The same technology was used as a foundation for the city in the battle’s aftermath depicted in Episode 6. “We ran procedural collapsing simulations on the intact buildings dressed with snow on top,” Mousavi notes. “Once we were 80% there, we got into hand crafting some aspects for a better composition.”
The aftermath of King’s Landing was inspired by documentaries showing the devastation of Dresden in the last days of World War II. “Wherever you looked, you saw ruins and destruction and a strong sense of devastation,” he describes. “Based on the historic black and white reference, we developed a monochromatic tone for the environment to help elevate the mood and give more isolation to the characters in front of the camera.”

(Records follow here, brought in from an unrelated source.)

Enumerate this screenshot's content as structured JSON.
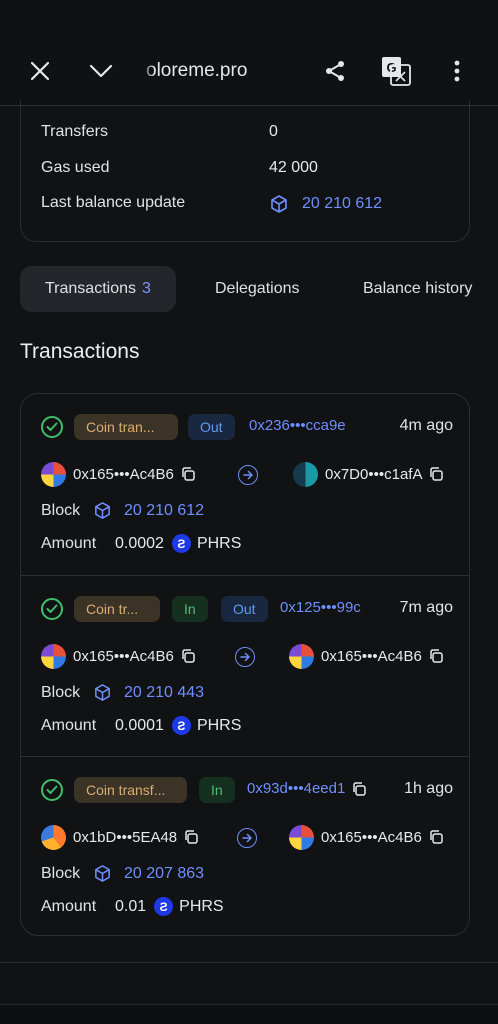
{
  "browser": {
    "url": "oloreme.pro"
  },
  "address_info": {
    "rows": [
      {
        "label": "Transfers",
        "value": "0"
      },
      {
        "label": "Gas used",
        "value": "42 000"
      },
      {
        "label": "Last balance update",
        "value": "20 210 612"
      }
    ]
  },
  "tabs": [
    {
      "label": "Transactions",
      "count": "3"
    },
    {
      "label": "Delegations"
    },
    {
      "label": "Balance history"
    }
  ],
  "section_title": "Transactions",
  "transactions": [
    {
      "type": "Coin tran...",
      "direction_badges": [
        "Out"
      ],
      "hash": "0x236•••cca9e",
      "time": "4m ago",
      "from": "0x165•••Ac4B6",
      "to": "0x7D0•••c1afA",
      "block_label": "Block",
      "block": "20 210 612",
      "amount_label": "Amount",
      "amount": "0.0002",
      "token": "PHRS"
    },
    {
      "type": "Coin tr...",
      "direction_badges": [
        "In",
        "Out"
      ],
      "hash": "0x125•••99c",
      "time": "7m ago",
      "from": "0x165•••Ac4B6",
      "to": "0x165•••Ac4B6",
      "block_label": "Block",
      "block": "20 210 443",
      "amount_label": "Amount",
      "amount": "0.0001",
      "token": "PHRS"
    },
    {
      "type": "Coin transf...",
      "direction_badges": [
        "In"
      ],
      "hash": "0x93d•••4eed1",
      "time": "1h ago",
      "from": "0x1bD•••5EA48",
      "to": "0x165•••Ac4B6",
      "block_label": "Block",
      "block": "20 207 863",
      "amount_label": "Amount",
      "amount": "0.01",
      "token": "PHRS"
    }
  ],
  "colors": {
    "background": "#111214",
    "link": "#6e8fff",
    "success": "#3fbf6c",
    "badge_type_bg": "#3c3327",
    "badge_out_bg": "#1a2740",
    "badge_in_bg": "#163020"
  },
  "icons": {
    "close": "close-icon",
    "collapse": "chevron-down-icon",
    "share": "share-icon",
    "translate": "translate-icon",
    "menu": "more-vertical-icon",
    "block": "cube-icon",
    "status": "check-circle-icon",
    "copy": "copy-icon",
    "arrow": "arrow-right-icon",
    "token": "pharos-token-icon"
  }
}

In Episode 6, Scanline used both Houdini and their inhouse FLOWLINE system to create the emotionally gripping melting of the series’ iconic Iron Throne. “Scanline built hybrid simulations of the Iron Throne melt using Houdini and our in-house simulation toolkit FLOWLINE,” Mousavi reveals. “Joe Bauer wanted us to deliver the most complex and realistic melting simulation ever seen on the screen. We got constant feedback to push the resolution, so we came up with some very advanced and clever shaders to get high amounts of details on top of the simulations. We were able to send dozens of different looks in one go and quickly help narrow down the final look.”
More and more, top studios like Scanline are leveraging years of feature film VFX production experience and creative expertise into sophisticated TV and streaming episodic series production projects. “Game of Thrones has raised the bar in TV on every level,” Mousavi states. “From storytelling to craftsmanship, it has managed to establish an amazing, believable and utterly entertaining universe with visuals so memorable that many will reference for years to come! The VFX model for Season 8 goes above and beyond high profile feature film project schemes. You’re dealing with the same level of quality and scheduling mindset, but a magnitude more of content. There is absolutely no sense of ‘it’s just TV so it doesn’t need to be as good.’ The clear line of quality difference between TV and feature blockbuster has vanished!”
“At Scanline,” he concludes, “for the final three Game of Thrones episodes, we used the same technology, same infrastructure and same mindset for innovating, pushing the envelope and approaching challenges as we use on all our high-end feature film projects!”
Dan Sarto is Publisher and Editor-in-Chief of Animation World Network.